Work order
Number of lines below with the word "河套学院马靖": give it and nothing more.

##### Material for the task #####

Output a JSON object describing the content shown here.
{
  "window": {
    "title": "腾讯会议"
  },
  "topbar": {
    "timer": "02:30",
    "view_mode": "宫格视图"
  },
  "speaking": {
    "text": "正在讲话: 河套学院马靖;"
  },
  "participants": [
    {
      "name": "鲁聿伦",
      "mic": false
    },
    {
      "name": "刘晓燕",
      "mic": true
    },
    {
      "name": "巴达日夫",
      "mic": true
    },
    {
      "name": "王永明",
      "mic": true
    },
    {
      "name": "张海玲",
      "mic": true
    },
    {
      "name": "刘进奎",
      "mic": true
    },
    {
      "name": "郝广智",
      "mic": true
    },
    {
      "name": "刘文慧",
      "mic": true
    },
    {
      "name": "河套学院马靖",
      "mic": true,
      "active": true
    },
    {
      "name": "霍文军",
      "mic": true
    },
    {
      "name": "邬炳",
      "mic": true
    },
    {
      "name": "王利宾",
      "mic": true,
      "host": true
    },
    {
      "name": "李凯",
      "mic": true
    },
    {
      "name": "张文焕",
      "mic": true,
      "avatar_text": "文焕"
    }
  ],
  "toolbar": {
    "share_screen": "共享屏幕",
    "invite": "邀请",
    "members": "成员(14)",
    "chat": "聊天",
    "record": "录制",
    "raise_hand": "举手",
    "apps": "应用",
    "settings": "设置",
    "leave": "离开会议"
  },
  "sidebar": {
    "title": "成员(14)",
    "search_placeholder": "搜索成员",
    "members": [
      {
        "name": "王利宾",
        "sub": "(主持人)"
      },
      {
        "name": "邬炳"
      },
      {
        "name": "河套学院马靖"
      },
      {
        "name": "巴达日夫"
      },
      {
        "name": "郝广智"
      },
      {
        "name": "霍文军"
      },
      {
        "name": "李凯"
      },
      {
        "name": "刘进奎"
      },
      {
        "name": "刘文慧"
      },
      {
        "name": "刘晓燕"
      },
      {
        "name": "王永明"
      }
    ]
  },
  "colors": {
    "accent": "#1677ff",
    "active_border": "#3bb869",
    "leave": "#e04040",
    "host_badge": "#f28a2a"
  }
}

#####

Answer box
3